One of the most amazing things about parenthood, in my opinion, is watching your children develop their unique personalities. Each stage of life brings a new look into your child’s character. In a way, its like you get to meet them again, and again. When they are born, you are introduced to this tiny person. But that tiny person is going to grow, and as they grow they are going to discover, and have adventures, and begin to show you what they love. And if you have more than one kid, you quickly see how different your children can be from one another.
Any relationship has its beautiful and difficult moments. Parenting is no different. Getting to know someone means you learn what makes them tick, what inspires them, and what totally absolutely drives them crazy. Learning these things helps you relate to them in a better way, thus minimizing conflict and encouraging joy.
My kids are absolutely different people. One is a bee, the other a butterfly.
My son is my busy bee. He’s focused. He’s practical. He’s direct. But he’s also creative, and kind, protective, and productive. He likes to be with people, but he needs his alone time to recharge. He also struggles with anxiety when things are out of order or if someone breaks the rules.
My daughter is my little butterfly. She floats from one thing to another without much care. If her room is messy, she doesn’t mind, she’s too busy thinking about flowers. She loves to create, and sing, and dance, and play in the mud, too. She loves to be with people, always, every second. She is also very competitive, and has a temper that rivals the Hulk’s.
So, quite naturally, I have to parent my kids differently in some ways if I want to keep some peace in my household.
Here’s an everyday example.

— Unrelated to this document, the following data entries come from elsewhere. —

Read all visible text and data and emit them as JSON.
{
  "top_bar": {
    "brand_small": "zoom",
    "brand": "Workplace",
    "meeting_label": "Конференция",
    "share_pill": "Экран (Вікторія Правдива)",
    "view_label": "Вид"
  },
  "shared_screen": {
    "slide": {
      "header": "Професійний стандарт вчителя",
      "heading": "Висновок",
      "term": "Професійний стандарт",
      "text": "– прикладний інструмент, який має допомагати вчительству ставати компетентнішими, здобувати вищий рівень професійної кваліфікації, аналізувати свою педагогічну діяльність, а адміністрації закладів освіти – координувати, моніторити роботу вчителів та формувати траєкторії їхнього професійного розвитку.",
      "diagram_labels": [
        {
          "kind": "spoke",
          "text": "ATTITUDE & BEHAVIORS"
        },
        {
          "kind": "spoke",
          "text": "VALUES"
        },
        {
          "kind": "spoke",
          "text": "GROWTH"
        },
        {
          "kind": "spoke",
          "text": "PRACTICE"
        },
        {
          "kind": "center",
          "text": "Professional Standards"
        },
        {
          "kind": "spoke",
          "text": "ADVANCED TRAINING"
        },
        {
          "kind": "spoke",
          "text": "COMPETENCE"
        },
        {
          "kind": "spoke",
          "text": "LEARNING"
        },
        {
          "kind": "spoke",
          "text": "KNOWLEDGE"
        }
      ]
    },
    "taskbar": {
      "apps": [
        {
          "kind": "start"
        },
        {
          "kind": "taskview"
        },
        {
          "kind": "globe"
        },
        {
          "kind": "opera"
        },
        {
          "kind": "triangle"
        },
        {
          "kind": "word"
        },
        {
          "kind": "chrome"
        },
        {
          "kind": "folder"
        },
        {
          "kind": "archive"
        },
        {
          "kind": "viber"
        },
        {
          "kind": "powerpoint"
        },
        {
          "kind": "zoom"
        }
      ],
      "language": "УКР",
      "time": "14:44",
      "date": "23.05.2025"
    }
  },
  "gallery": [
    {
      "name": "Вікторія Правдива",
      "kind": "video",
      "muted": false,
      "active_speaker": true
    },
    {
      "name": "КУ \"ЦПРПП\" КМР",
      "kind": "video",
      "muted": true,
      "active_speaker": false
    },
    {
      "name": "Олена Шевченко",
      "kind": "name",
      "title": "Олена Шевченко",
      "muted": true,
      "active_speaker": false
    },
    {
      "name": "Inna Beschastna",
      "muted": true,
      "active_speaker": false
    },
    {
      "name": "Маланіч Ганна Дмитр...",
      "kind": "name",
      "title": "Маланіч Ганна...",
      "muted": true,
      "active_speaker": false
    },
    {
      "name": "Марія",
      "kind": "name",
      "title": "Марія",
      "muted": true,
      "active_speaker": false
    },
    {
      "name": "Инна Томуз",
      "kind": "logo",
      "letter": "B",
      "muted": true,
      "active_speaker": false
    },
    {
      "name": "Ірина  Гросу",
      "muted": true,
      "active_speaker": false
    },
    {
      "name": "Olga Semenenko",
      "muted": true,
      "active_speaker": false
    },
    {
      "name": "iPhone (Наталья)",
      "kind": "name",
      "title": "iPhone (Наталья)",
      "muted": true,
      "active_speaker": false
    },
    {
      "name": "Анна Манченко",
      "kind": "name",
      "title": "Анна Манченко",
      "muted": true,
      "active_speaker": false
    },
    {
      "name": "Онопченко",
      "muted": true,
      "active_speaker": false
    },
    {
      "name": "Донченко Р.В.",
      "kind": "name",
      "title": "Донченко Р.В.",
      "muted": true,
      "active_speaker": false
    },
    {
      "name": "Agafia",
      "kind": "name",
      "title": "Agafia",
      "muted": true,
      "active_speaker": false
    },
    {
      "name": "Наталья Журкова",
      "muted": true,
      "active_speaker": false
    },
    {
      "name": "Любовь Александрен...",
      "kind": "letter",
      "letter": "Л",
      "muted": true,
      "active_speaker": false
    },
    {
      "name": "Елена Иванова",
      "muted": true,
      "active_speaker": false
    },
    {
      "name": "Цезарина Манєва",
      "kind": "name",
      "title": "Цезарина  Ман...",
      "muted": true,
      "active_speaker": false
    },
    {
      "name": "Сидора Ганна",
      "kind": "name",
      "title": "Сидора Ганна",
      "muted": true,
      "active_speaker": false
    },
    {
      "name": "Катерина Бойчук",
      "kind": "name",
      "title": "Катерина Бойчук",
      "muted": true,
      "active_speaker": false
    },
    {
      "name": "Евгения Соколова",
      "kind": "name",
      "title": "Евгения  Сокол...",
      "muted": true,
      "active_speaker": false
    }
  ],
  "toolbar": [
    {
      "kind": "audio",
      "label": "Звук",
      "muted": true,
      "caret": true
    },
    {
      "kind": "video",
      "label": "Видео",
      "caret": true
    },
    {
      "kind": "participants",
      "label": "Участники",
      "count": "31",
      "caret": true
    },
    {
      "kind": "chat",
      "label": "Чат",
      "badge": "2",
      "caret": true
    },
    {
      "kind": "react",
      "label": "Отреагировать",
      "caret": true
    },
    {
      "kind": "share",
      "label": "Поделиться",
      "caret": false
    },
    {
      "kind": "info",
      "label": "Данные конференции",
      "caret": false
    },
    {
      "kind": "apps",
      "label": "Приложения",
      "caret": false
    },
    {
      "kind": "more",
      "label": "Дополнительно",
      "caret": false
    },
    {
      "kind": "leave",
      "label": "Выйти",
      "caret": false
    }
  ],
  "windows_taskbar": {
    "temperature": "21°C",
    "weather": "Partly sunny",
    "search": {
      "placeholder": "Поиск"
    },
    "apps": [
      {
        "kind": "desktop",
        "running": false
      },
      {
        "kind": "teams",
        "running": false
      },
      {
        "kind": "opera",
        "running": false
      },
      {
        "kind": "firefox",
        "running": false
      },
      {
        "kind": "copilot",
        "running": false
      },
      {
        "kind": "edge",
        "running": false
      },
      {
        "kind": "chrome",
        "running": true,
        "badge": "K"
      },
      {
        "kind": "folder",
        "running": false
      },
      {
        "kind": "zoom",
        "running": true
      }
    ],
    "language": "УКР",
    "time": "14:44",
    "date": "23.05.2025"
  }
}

After my kids get home from school, my daughter could easily be with people for several more hours. My son, however, needs time to recharge by himself. So when they get home, rather than making them do the same thing, I send her outside to play with friends or with her dogs, and I send him to have alone time. I don’t have her bring friends over during this time because he needs to unwind after being with people all day long. And I don’t make her go isolate, because it would only make her tired. She’d fall asleep, and then as parents surely know, bedtime would be a nightmare. Sometimes this varies, of course, but that seems to be the usual routine. No matter what, I make sure that my son gets his quiet time and my daughter stays active. Figuring this out about my kids has made their lives, and mine, much, much easier. Just half an hour of “me” time designed for each of them means two kids who are much happier and therefore more ready to cheerfully comply with their to-do lists.
As they get older, this could completely change, or stay the same. I have no idea how different stages of development will change how I interact with them. I have no idea if a bully at school will steal a little bit of my daughter's confidence, and I'll have to approach her more carefully than I'm used to in order to restore it. I won't know if my son's first day of middle school will leave him full of anxiety or excitment until it happens, and until I ask him. I'll have to meet him again. This cycle continues, but that's not a bad thing. It's exciting. I get to walk with them, and learn more about them.
In order to relate well to our children, we must get to know them individually. We must communicate with them, have positive conflict resolution, and clear expectations. Take time to get to know your kids again and again. If we take time to do this, parenthood might just be a little less difficult and a lot more enjoyable.
Our parenting workshops can help you pinpoint areas in your relationship with each of your children that you can improve. Parenting happens on an individual basis. So understanding your children on individual levels is very important. We can help with that in a very practical way! To join us for a free workshop, click here and find out what classes are available for you!